Data under study START

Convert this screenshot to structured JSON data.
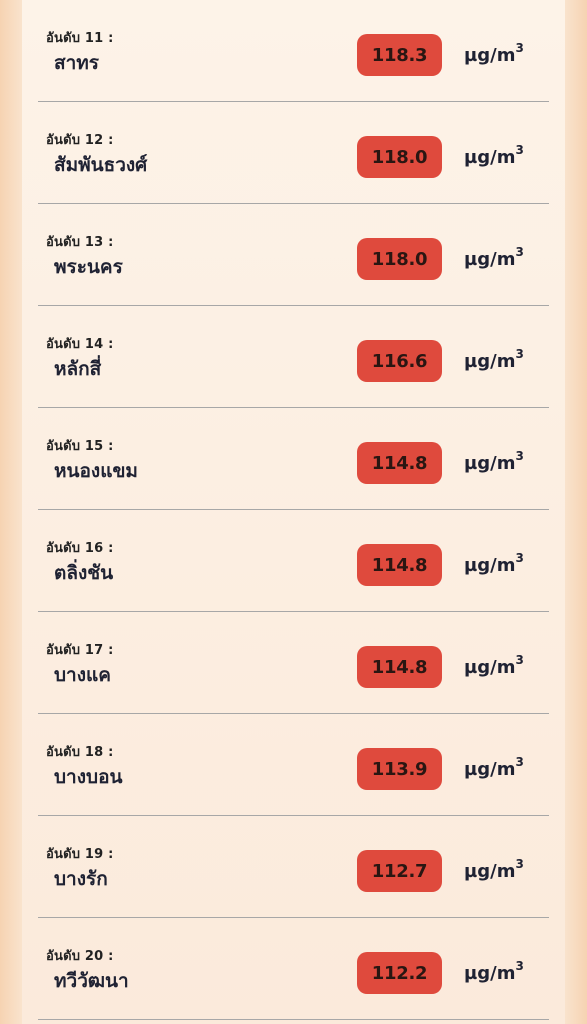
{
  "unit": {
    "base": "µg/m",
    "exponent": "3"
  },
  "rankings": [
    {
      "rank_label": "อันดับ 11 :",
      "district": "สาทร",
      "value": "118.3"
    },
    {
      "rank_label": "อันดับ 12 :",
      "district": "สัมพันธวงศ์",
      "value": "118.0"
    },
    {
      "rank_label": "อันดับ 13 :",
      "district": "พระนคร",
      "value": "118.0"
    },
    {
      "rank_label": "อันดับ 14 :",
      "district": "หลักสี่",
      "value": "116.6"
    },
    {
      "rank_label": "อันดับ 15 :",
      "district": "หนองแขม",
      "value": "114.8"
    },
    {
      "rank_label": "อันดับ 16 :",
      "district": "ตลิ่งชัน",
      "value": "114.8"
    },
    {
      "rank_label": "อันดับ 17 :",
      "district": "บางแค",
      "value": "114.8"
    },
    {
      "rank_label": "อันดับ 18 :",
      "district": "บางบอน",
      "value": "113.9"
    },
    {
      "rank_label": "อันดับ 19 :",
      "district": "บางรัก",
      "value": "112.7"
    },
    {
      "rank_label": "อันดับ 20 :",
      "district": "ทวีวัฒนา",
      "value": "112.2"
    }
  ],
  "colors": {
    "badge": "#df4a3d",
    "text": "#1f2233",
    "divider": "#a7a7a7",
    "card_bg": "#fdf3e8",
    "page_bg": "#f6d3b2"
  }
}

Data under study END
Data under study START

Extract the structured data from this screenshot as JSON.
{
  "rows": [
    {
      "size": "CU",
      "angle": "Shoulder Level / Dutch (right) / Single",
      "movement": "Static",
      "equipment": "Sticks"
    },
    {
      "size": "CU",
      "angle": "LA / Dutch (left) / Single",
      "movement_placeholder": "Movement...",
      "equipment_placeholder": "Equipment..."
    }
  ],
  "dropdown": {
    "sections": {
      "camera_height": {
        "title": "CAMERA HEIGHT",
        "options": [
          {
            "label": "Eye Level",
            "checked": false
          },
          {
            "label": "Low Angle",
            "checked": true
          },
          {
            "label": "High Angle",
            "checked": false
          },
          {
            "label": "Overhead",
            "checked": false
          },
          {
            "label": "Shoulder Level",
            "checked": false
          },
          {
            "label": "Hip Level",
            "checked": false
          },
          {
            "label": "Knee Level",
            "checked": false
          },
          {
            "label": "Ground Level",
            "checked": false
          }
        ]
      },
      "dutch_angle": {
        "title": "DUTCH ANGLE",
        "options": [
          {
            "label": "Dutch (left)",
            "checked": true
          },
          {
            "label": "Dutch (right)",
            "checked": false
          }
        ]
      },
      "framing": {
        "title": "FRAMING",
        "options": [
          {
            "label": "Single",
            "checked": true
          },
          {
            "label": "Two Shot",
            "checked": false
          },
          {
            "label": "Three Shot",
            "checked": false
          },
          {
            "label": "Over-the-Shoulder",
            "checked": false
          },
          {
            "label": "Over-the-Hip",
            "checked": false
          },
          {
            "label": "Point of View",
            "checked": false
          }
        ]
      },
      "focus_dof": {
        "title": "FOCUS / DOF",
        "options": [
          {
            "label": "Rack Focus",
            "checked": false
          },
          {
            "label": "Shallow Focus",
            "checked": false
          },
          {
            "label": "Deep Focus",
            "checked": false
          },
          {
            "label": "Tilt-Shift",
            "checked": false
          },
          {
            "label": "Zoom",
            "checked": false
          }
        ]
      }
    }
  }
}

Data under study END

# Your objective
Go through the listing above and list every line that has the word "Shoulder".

# Output for this exercise
      "angle": "Shoulder Level / Dutch (right) / Single",
            "label": "Shoulder Level",
            "label": "Over-the-Shoulder",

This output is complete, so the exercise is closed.